TABLE IV Minimal inhibitory concentration (ppm) Compound Staphylococcus 'Irichophymn Trichophyion No. aureus menlagraphyles n'tbrum 1 0.1 1 2.5 4 0.4 10 3 5 0.2 10 6 0.15 7 l 8 2 2 9 0.4 2 10 0.1 1 10 1 l 2.5 2 12 2 14 1 4 10 15 0.15 16 0.35 2 3 17 0.6 l 1 18 0.2 l 1.5 19 0.2 2 3 20 0.03 4 5 21 0.15 22 0.1 10 10 23 0.1 1 10 24 1.5 2 10 TABLE IV Minimal inhibitory concentration (ppm) Compound Staphylococcus Trichophylon Trichophylon No. aureus mentagrophylcs rubrum TABLE IV Minimal inhibitory concentration (ppm) Compound Epidermophyton Microsporum No. floccosum gypscum In order to manufacture an anti-microbial soap cake, 2.4 g of one of the compounds of Formula I are added to the following mixture: 120 g of base soap in the form of flakes, 0.12 g of the disodium salt of ethylene diamine tetraacetic acid (dihydrate) and 0.24 g of titanium dioxide.
The soap chips obtained by milling are pulverized by means of a rapid stirrer and subsequently pressed into cakes of soap.
Warm Brain Heart Infusion Agar is mixed with concentrated aqueous solutions of the anti-microbial soaps in such a way that incorporation dilution series containing 0.1, 0.2, 0.4, 0.6, 0.8, 1.0 etc. ppm of active substance are produced.
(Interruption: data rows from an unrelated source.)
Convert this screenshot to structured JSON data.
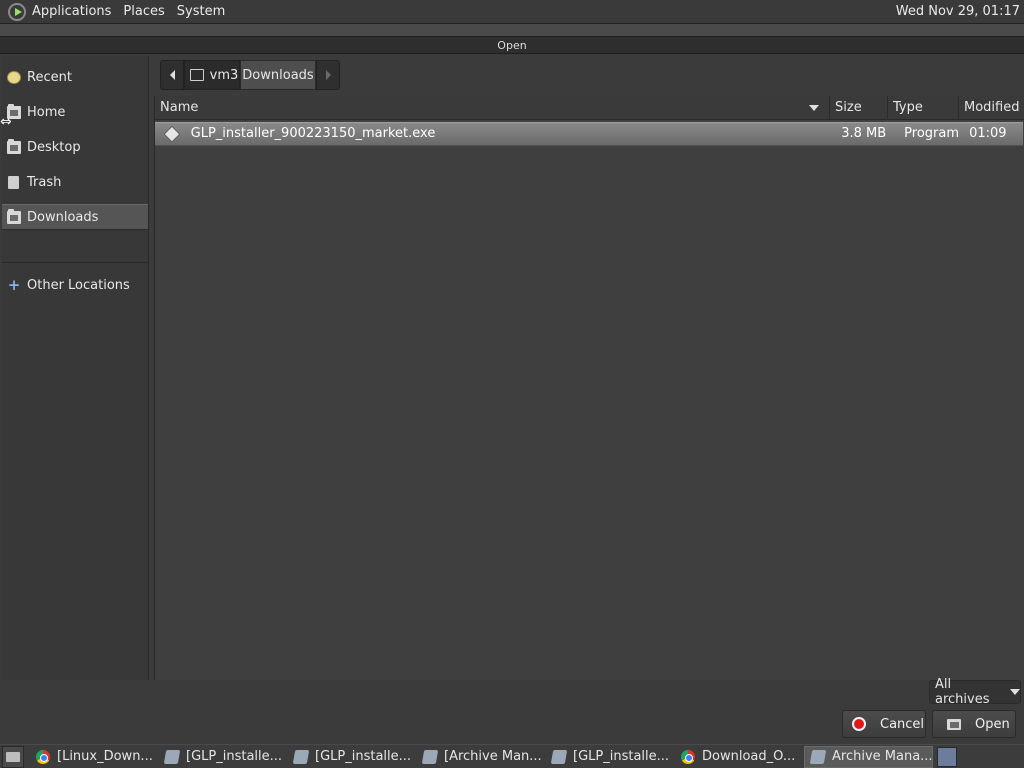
{
  "top_panel": {
    "menus": [
      "Applications",
      "Places",
      "System"
    ],
    "clock": "Wed Nov 29, 01:17"
  },
  "dialog": {
    "title": "Open"
  },
  "sidebar": {
    "items": [
      {
        "label": "Recent",
        "icon": "recent-icon"
      },
      {
        "label": "Home",
        "icon": "home-folder-icon"
      },
      {
        "label": "Desktop",
        "icon": "desktop-folder-icon"
      },
      {
        "label": "Trash",
        "icon": "trash-icon"
      },
      {
        "label": "Downloads",
        "icon": "folder-icon",
        "active": true
      },
      {
        "label": "Other Locations",
        "icon": "plus-icon"
      }
    ]
  },
  "pathbar": {
    "home_label": "vm3",
    "current_label": "Downloads"
  },
  "filelist": {
    "columns": [
      "Name",
      "Size",
      "Type",
      "Modified"
    ],
    "rows": [
      {
        "name": "GLP_installer_900223150_market.exe",
        "size": "3.8 MB",
        "type": "Program",
        "modified": "01:09"
      }
    ]
  },
  "filter": {
    "selected": "All archives"
  },
  "buttons": {
    "cancel": "Cancel",
    "open": "Open"
  },
  "taskbar": {
    "tasks": [
      {
        "label": "[Linux_Down...",
        "icon": "chrome-icon",
        "active": false
      },
      {
        "label": "[GLP_installe...",
        "icon": "archive-manager-icon",
        "active": false
      },
      {
        "label": "[GLP_installe...",
        "icon": "archive-manager-icon",
        "active": false
      },
      {
        "label": "[Archive Man...",
        "icon": "archive-manager-icon",
        "active": false
      },
      {
        "label": "[GLP_installe...",
        "icon": "archive-manager-icon",
        "active": false
      },
      {
        "label": "Download_O...",
        "icon": "chrome-icon",
        "active": false
      },
      {
        "label": "Archive Mana...",
        "icon": "archive-manager-icon",
        "active": true
      }
    ]
  }
}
The warm mixtures are cast into Petri dishes, allowed to solidify and subsequently inoculated with Staphylococcus aureus.
After 24 hours incubation at 37 C. the minimal inhibitory concentration is determined.
TABLE V Compound Minimal inhibitory concentration No. of the anti-microbial soaps in ppm of active substance EXAMPLE 5 Substantivity Test with Calfskin Discs TABLE VI Soap with IZ in mm G in Compound No.
r A 30 EXAMPLE 6 Sterile cotton discs( 3.0 g) of 4 cm diameter are each inoculated with 0.1 ml of a suspension of Staphylococcus aureus containing 50 percent of sterile cattle serum and 10 germs/ml and dried for 1 hour at 37 C. They are en washed for 15 min tes at 45 C. in a laborat washing machine, using a liquor ratio of 1:20, with 4% per liter of a detergent based on dodecylbenzenesulphonate containing 1 percent of compounds 20 and 23. Thereafter the discs are rinsed for 15 minutes, using the same liquor ratio, at 45 C. and 3 times for 5 minutes at a time at 20 C. The woven fabric discs are then surface-dried between sterile filter paper. The curative effect is determined as follows:
The discs are layed on agar plates (Brain Heart Infusion Agar) and incubated for 44 hours at 37 C. After this time no growth of Staphylococcus aureus can be detected.
If instead of cotton discs nylon discs are used, similar curative effects are obtained.
Germ count of the wash water:
0.1 ml of the wash water is plated out on agar plates (Brain Heart Infusion Agar). After an incubation of 44 hours at 37 C. no growth of Staphylococcus can be observed.
I. The compound of the formula OH C Fa i I C F3 2. The compound of the formula C(CHa)a 3. The compound of the formula